- Item ID (order entered into database)
- Item Dimensions
- Significantly red pixels
- Significantly green pixels
- Significantly blue pixels
- Frontal Faces (Haar-Cascade feature detection)
- File size
- Interest points (SIFT vision algorithm)
- Timestamp of photo
- Focal length / Aperture / Some property of the camera / act of the photograph
- Brightness ?
One of the first step one makes to understand a series of documents is to order them. But beyond the sense of control it gives, each ordering tells a different story of the archive. Listing all the elements by id reveals the internal index the database maintains to keep track of the information. The ordering by id also talks about the human labor of “feeding the system”. These elements were introduced one by one, by one or more people when they were available to them. And the succession of ids reflects the succession of inserts in the database.
If we align the elements by the time the photos were taken, we can see another dimension of the human labor, the time it took to capture all the documents, the gaps between the shots, what items were photographed together. We can imagine the body of the photographer, if he or she was far from the document, the slowness of taking these precise images, the time it takes to adapt the setup for the next document, the care and patience.
Focal length, aperture do give us detailed informations about the technical configuration of the camera for each photograph and these measures remind us that the various documents have required each a different attention as some of them were pale and contained shapes and colors with low contrast where others were clearly distinct from the background.
Orderings tell us a story about dimensions, which are the salient objects when we measure the physical documents and which ones come first when we look at the heaviest file sizes?
These digital images are made of pixels rich in color informations, but how can one “order” by color? What is a significant color information? Contrarily to human intuition, for a computer, a white image is an image saturated with red, blue and green. To find the images that look the most blueish, that appear most red or green we counted only the color values that were superior to the others by a certain threshold. For instance, we recorded blue information value only when it was significantly higher than the red or green channels values. Ordering is then not only following the raw values coming from the digital objects but already transforming them in dialog with a certain understanding of human perception.
Different orderings reveal that we have no direct access to the archive and its documents.

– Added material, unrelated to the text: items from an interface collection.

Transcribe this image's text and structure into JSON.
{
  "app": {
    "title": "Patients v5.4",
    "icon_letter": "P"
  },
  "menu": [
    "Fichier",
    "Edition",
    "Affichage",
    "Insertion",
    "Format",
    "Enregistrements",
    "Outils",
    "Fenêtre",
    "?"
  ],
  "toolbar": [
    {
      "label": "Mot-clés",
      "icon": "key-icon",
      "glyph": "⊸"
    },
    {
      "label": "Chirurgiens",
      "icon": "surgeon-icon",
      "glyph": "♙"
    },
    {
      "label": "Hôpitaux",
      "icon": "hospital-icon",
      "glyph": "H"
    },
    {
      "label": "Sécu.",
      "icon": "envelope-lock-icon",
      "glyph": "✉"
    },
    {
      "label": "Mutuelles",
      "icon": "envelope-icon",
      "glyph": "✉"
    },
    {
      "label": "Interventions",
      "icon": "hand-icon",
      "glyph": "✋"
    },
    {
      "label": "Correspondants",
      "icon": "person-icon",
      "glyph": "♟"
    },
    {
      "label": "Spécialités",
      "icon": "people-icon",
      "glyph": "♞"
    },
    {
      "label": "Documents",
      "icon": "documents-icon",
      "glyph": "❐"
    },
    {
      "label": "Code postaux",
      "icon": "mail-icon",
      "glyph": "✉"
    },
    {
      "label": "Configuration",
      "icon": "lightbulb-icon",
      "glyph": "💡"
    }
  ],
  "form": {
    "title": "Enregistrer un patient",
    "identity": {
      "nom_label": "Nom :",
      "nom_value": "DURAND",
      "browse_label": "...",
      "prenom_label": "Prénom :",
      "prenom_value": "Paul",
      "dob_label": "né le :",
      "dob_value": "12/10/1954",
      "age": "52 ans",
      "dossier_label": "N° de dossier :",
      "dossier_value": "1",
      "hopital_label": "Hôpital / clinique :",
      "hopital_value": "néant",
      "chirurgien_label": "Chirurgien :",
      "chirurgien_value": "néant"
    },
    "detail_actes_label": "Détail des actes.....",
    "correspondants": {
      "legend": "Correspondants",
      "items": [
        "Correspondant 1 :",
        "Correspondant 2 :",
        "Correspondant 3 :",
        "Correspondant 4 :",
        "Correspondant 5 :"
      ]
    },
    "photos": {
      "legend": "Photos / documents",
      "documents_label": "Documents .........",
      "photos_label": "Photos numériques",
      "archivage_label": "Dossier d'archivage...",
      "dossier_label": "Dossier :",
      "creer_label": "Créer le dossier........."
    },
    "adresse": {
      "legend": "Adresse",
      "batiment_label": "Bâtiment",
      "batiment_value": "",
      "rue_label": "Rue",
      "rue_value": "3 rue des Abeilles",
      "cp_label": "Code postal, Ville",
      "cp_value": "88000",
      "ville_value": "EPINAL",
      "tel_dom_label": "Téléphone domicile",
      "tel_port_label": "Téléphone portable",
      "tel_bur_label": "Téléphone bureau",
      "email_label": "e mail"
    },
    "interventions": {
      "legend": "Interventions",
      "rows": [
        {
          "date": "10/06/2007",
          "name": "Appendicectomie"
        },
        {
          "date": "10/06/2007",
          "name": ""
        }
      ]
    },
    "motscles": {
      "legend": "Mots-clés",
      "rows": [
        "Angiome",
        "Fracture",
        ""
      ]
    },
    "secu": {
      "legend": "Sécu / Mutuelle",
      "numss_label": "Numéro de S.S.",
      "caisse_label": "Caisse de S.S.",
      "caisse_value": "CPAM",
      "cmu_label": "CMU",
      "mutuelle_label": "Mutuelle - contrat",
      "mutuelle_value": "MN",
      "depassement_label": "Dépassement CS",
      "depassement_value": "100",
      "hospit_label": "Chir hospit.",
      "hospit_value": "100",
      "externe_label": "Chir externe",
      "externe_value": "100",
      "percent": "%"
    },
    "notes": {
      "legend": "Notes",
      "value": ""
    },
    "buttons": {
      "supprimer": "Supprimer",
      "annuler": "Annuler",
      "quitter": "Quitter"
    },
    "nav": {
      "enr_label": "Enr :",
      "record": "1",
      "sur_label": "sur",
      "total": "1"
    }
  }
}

We only access it through a dialog with interlocutors. Different orderings make the interlocutors speak to us. Interlocutors can be human or software agents like computer programs installed on a server or embedded in a camera. The work of creating, maintaining, and transporting the archive, including inevitable glitches, misunderstandings, and misplacements, they are inescapably a part of the reality and identity of the archive. Each ordering suffers from its own deficiencies, has its own glitches, holes, and blindspots. A different photographer, a different camera, an error when uploading a folder, an expired license in a software package. An error in the transcription of measurements appears at the end of the item's dimensions ordering: the modest drawing becomes a giant hand. Three images are duplicated, but their file size varies. Which one is the proper reference? In isolation the blindspots could threaten to distort one's understanding of the archive. At the same time, the "cleaning up" of missing or broken data introduces it's own blindspots, a revisionism that aims for a completeness that doesn't exist. The imperfections of the orderings when taken together can (hopefully) convey something of the richness and complexity of the whole.
When counting the faces present in the pictures, our interlocutor, a computer vision program implementing the Haar Cascade algorithm, misinterprets once in a while an image and detects a face where there is none. It creates a false positive. But the very reason of its weakness (being too eager to recognize as a face a shape that contains features with a strong symmetry) is also the reason of its strength as it can distinguish a face in a dadaist collage or in a hastily drawn sketch. The interlocutor doesn't have the truth about the archive, but along the conversation it opens our eyes and speaks to the part of us that looks at the clouds and sees faces.
1417 total files, in which 3 are duplicates:
In all 3 cases the original date/time stamps are the same, however the file sizes are different. 28: Resten has the larger resolution version, 5b Bilder has the larger resolution, 5a Resten has the larger (though only slightly).
Thus in total there appear to be 1414 unique images in 2 folders (Resten, Bilder Silje).
Merge: Take Bilder, then add (merge) Resten. Add back bilder/5b.
Scale-Invariant Feature Transform
These are results using the "SIFT" (Scale-Invariant Feature Transform) analysis for automatically detecting "interest points" in an image.
Scale-invariant feature transform (or SIFT) is an algorithm in computer vision to detect and describe local features in images. The algorithm was published by David Lowe in 1999.